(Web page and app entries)
Content starts

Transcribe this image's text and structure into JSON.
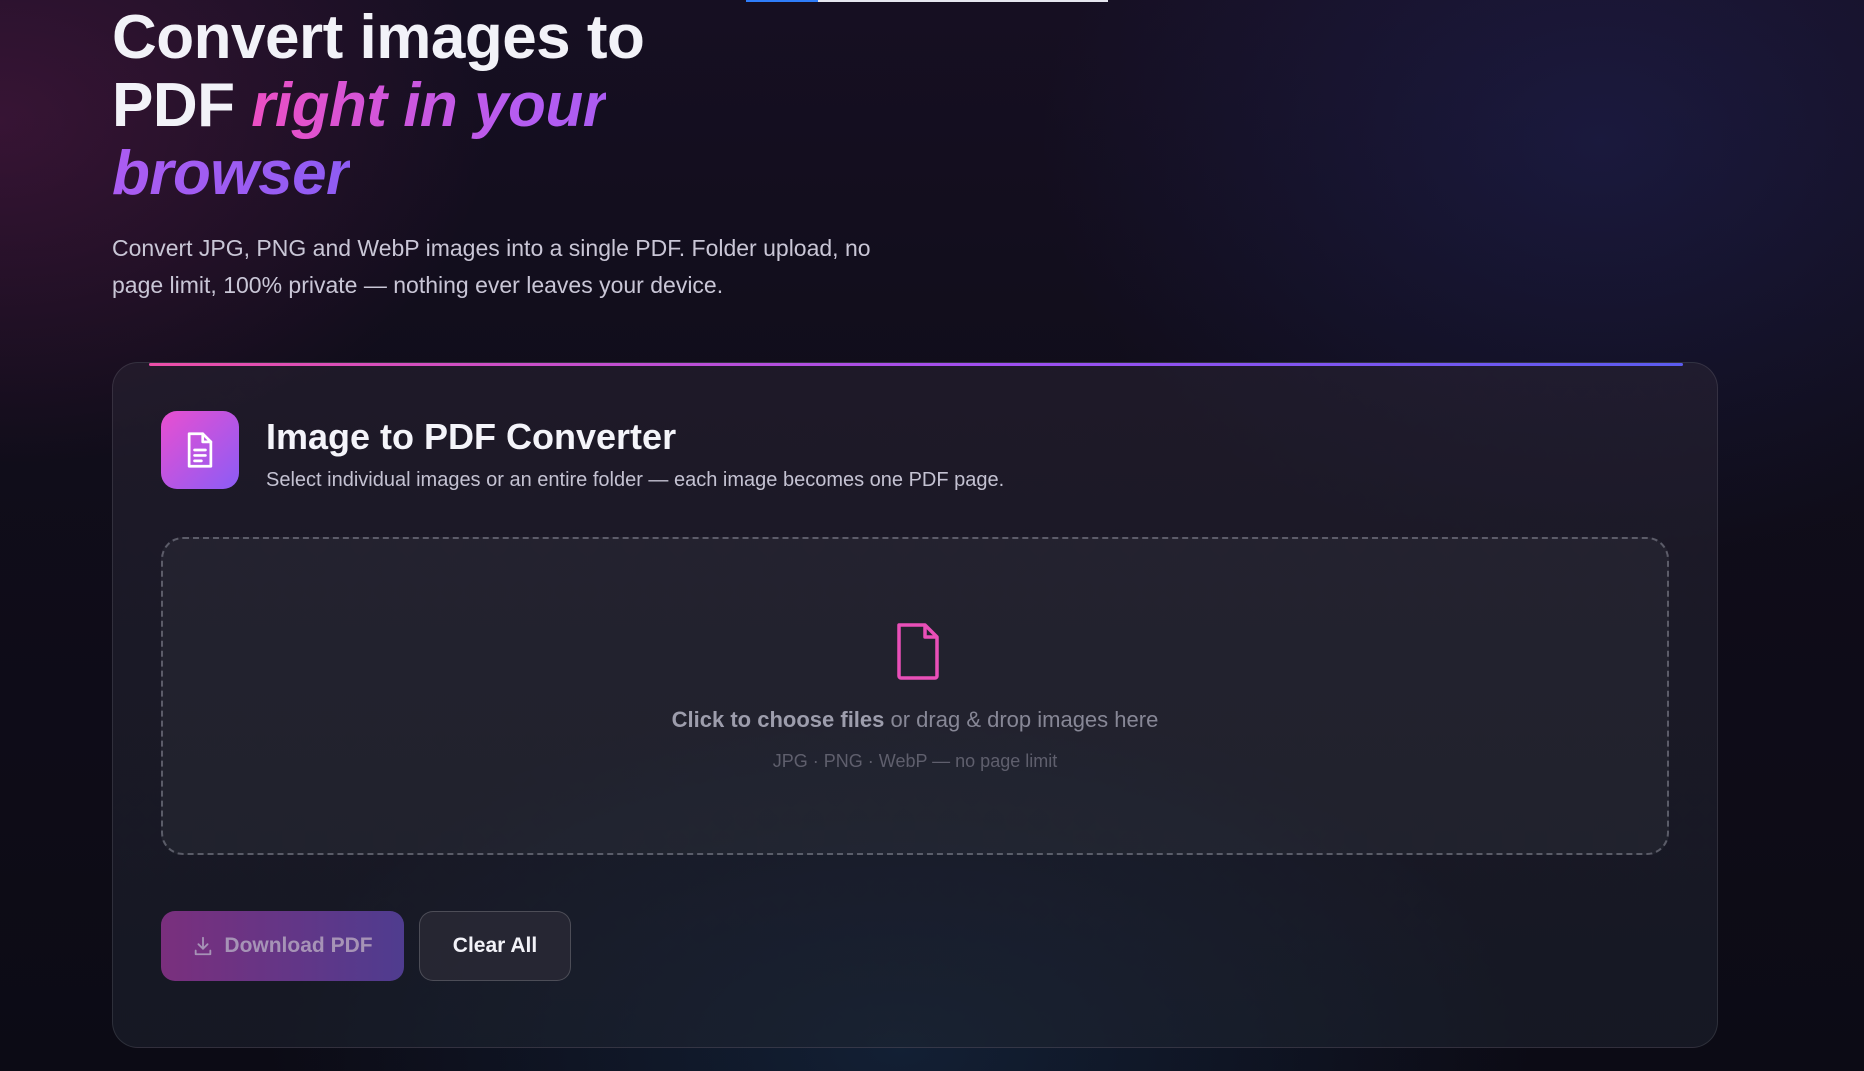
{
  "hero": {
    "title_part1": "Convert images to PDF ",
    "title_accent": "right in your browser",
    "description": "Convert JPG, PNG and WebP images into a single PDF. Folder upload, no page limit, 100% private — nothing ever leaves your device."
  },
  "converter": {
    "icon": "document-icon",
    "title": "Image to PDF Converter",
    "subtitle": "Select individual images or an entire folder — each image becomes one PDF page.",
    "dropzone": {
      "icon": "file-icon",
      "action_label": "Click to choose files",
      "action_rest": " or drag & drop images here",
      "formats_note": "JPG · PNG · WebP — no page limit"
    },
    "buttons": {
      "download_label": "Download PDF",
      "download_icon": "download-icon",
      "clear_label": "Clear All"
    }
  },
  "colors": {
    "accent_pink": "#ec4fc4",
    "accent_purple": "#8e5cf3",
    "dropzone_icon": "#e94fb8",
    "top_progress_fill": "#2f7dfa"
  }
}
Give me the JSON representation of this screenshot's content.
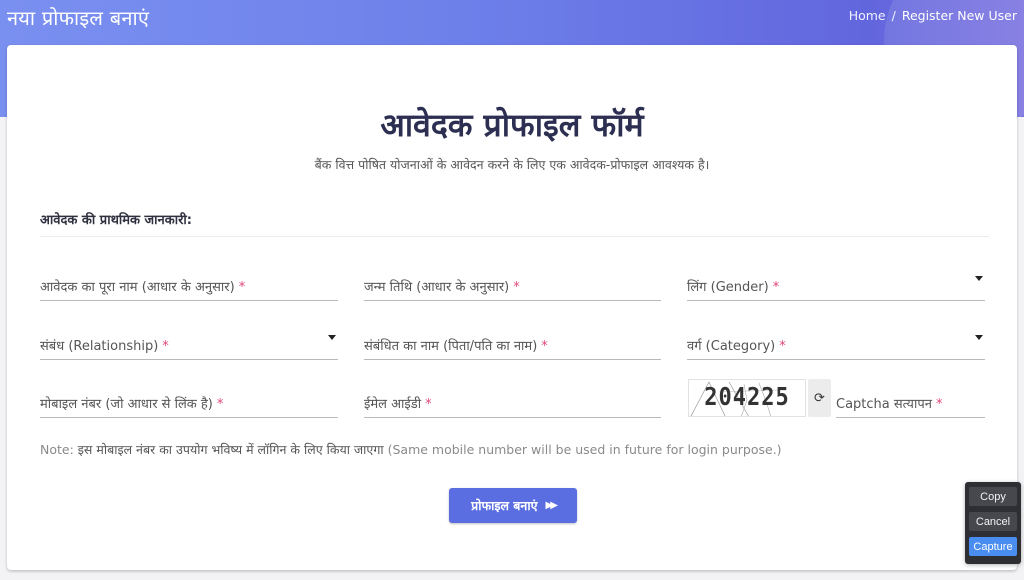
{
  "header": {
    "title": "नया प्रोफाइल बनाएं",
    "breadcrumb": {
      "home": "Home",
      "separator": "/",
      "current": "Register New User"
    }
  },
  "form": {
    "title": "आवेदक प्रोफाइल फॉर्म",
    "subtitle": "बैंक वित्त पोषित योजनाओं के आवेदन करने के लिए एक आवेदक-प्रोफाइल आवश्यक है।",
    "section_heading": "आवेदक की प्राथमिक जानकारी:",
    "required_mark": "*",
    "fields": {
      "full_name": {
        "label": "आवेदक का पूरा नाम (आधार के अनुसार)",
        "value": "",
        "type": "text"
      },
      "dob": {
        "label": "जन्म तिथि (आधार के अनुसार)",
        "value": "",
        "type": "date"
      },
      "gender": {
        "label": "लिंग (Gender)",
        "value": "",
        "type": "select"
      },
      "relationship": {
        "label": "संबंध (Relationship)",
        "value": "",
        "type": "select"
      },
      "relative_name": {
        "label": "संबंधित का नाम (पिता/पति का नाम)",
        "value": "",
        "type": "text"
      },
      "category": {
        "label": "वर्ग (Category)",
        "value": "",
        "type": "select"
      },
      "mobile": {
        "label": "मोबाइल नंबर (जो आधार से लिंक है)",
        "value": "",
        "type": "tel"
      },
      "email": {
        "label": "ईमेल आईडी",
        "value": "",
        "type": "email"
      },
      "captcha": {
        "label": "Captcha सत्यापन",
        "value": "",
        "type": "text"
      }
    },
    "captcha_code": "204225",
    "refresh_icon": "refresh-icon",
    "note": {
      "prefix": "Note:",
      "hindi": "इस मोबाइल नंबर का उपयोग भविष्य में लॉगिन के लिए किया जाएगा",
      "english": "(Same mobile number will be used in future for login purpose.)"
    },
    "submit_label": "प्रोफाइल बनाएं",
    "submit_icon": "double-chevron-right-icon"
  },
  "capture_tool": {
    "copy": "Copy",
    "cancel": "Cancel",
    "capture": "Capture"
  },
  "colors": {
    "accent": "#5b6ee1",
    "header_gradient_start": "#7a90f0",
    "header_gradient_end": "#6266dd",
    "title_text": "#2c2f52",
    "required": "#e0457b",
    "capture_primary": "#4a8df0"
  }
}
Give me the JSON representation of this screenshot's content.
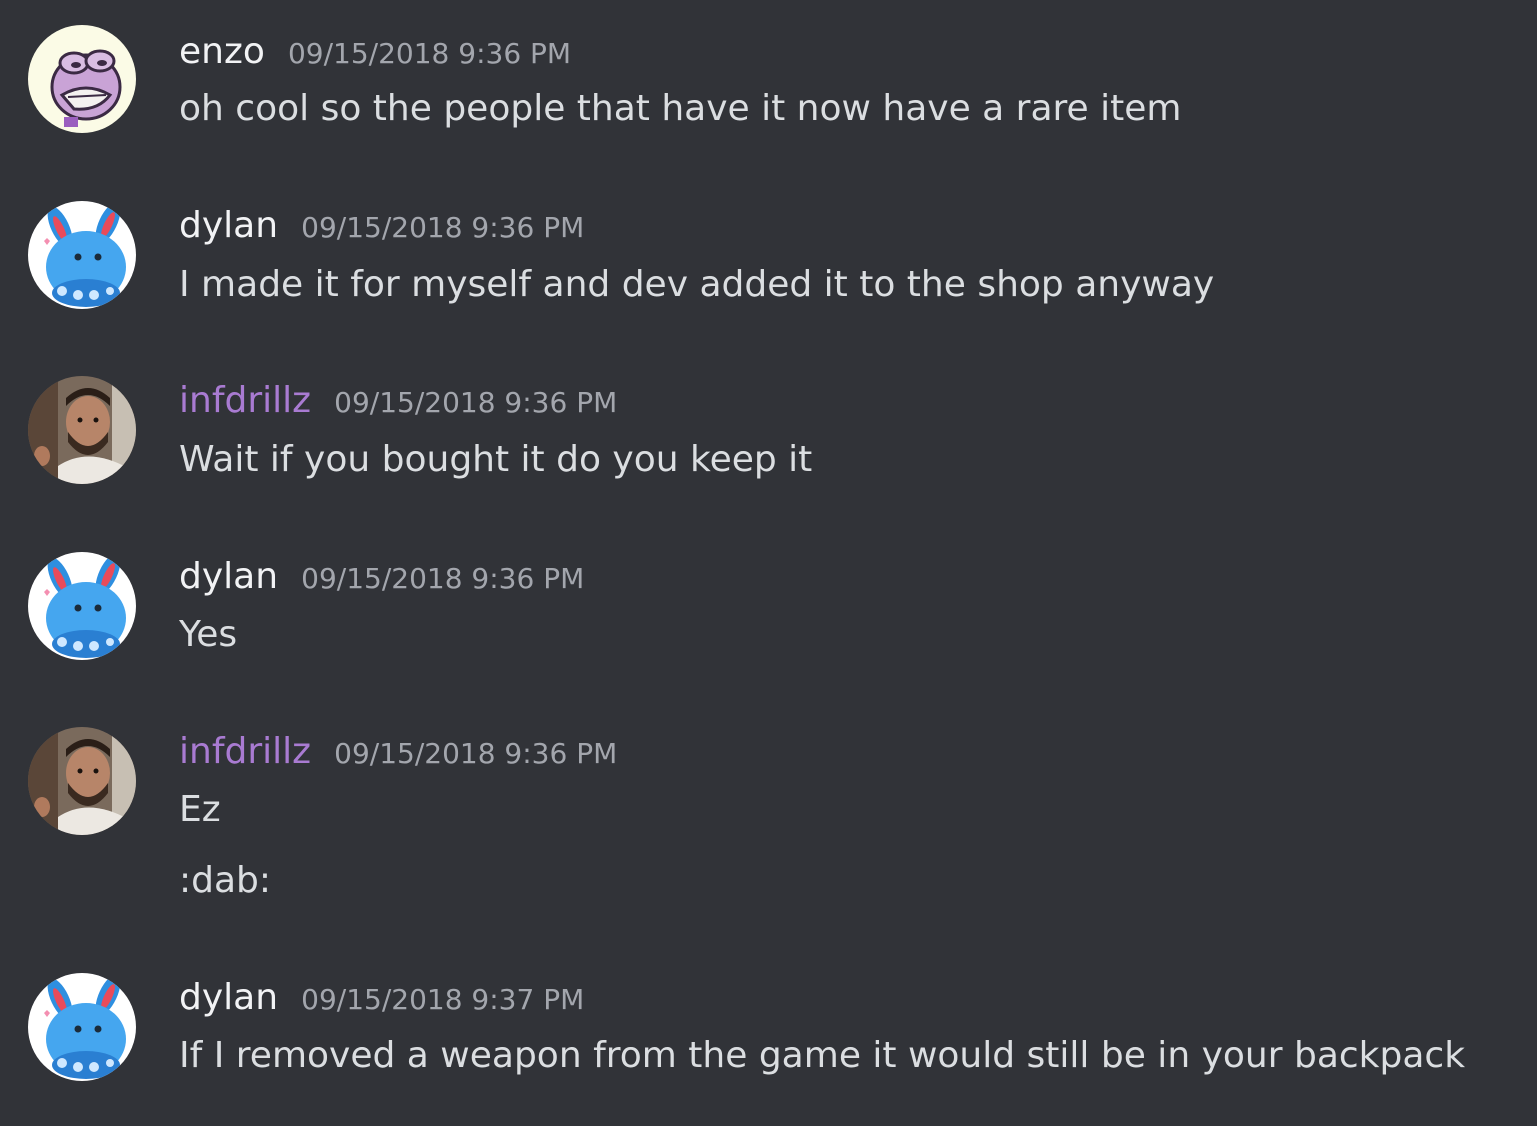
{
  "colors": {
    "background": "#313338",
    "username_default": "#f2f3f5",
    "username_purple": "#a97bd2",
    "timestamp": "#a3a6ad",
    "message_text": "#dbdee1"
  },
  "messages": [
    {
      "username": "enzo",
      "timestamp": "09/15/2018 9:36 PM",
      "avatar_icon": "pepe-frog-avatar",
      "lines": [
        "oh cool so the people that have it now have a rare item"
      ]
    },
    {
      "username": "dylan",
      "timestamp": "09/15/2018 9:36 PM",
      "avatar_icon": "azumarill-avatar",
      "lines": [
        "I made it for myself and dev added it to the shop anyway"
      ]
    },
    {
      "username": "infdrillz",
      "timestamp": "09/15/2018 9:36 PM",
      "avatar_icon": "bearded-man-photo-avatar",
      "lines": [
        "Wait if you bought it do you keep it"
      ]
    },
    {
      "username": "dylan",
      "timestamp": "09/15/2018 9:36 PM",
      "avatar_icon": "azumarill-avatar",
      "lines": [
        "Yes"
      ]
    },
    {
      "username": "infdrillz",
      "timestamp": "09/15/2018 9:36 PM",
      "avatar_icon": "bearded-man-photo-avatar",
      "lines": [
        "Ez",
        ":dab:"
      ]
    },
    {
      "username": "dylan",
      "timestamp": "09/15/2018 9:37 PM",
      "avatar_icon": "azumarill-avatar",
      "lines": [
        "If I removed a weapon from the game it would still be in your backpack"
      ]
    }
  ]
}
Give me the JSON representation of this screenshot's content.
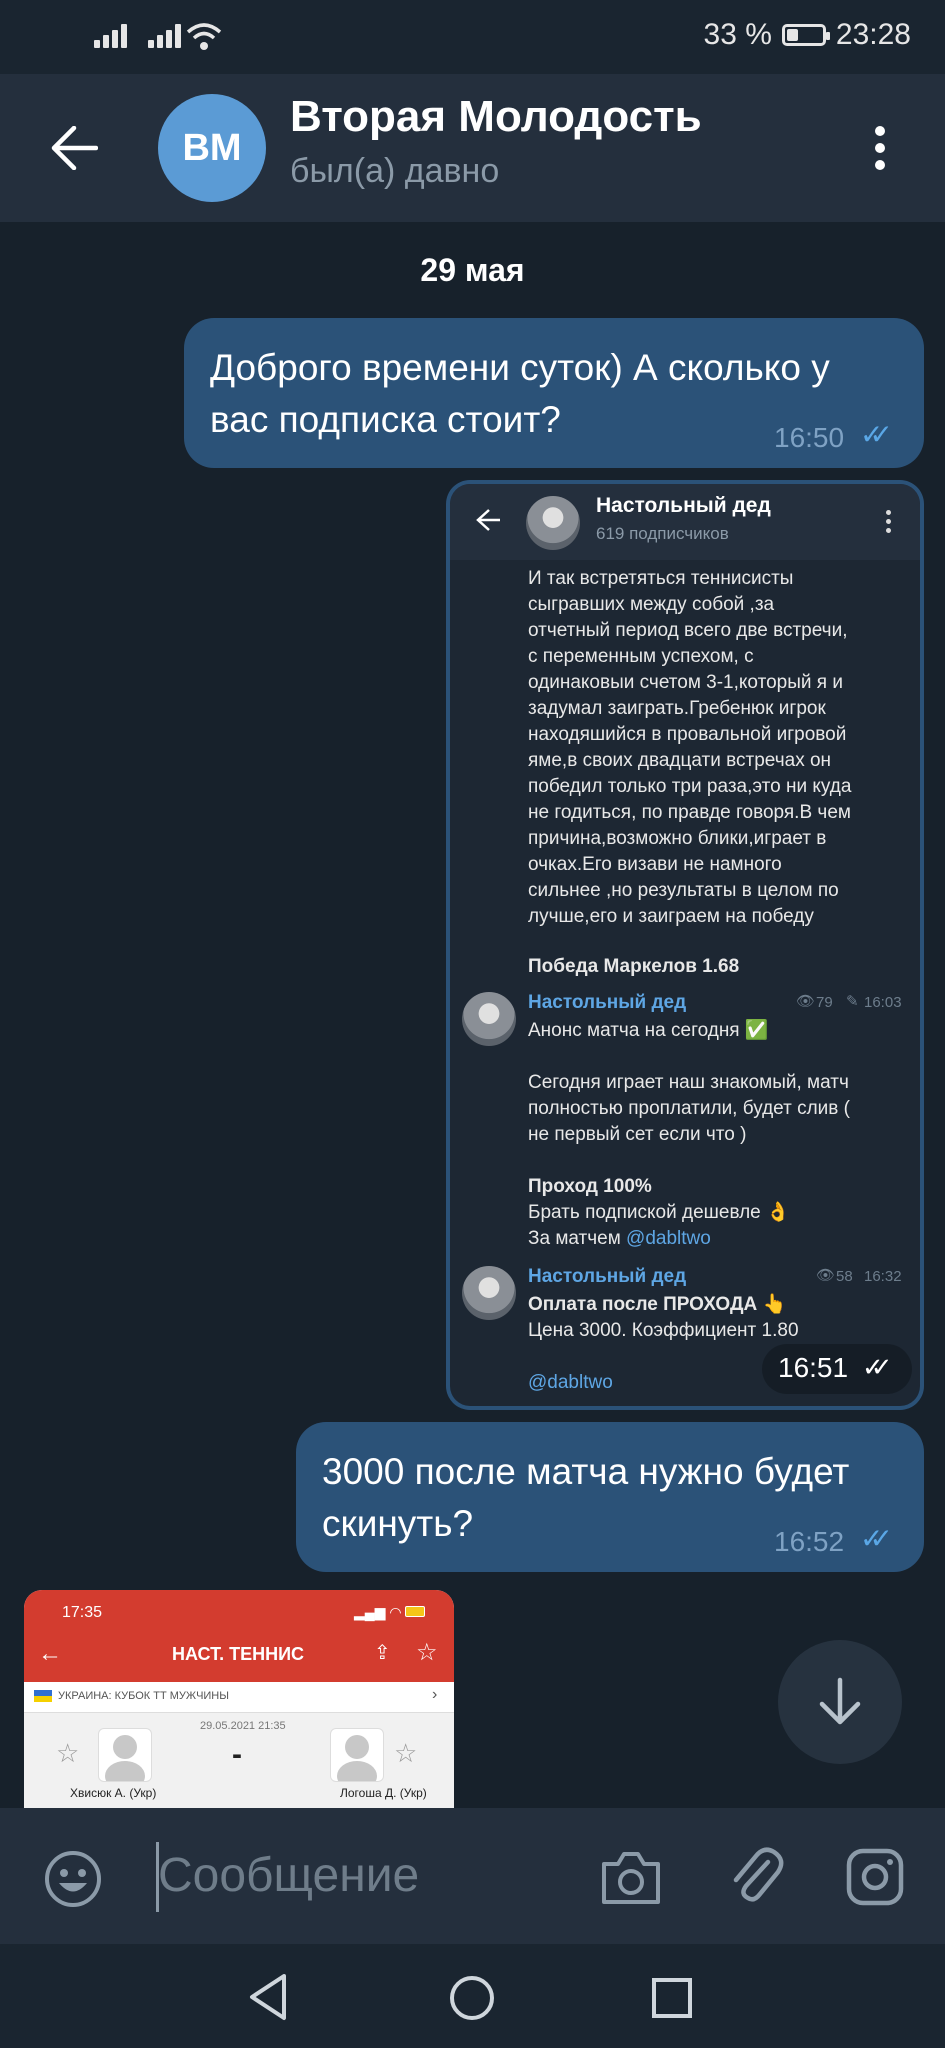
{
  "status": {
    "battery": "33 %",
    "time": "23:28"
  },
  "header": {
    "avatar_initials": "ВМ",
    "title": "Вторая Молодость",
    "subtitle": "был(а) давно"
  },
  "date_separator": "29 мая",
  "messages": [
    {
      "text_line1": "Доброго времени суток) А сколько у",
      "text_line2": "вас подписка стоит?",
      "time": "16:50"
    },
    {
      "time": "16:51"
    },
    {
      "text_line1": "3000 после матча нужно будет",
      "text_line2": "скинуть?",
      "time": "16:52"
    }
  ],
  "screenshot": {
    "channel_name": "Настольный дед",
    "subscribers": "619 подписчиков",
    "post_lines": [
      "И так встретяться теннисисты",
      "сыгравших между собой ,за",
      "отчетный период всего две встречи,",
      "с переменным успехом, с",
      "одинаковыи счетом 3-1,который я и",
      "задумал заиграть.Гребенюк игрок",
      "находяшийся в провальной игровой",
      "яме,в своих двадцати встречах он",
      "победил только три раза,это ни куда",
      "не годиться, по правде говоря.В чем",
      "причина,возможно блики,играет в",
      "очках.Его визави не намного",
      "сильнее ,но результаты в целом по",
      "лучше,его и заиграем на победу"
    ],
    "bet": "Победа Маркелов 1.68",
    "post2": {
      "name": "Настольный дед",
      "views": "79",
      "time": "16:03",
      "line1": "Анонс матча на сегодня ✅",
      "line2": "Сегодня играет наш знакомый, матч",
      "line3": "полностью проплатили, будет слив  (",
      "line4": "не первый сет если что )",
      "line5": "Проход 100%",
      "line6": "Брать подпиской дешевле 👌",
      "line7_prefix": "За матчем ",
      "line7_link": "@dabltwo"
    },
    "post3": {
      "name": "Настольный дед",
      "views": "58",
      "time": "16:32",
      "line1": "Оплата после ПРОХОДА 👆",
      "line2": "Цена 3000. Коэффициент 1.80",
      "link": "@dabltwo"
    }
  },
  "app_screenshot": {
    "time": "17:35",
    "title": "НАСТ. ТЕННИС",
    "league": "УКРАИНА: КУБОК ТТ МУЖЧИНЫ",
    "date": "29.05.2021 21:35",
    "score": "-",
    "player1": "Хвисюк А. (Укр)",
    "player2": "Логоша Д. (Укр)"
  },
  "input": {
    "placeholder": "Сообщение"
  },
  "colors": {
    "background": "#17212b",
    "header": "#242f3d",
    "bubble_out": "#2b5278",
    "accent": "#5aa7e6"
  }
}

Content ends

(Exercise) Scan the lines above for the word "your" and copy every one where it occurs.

(Problem solution)
    "title_accent": "right in your browser",
    "description": "Convert JPG, PNG and WebP images into a single PDF. Folder upload, no page limit, 100% private — nothing ever leaves your device."
        "If I removed a weapon from the game it would still be in your backpack"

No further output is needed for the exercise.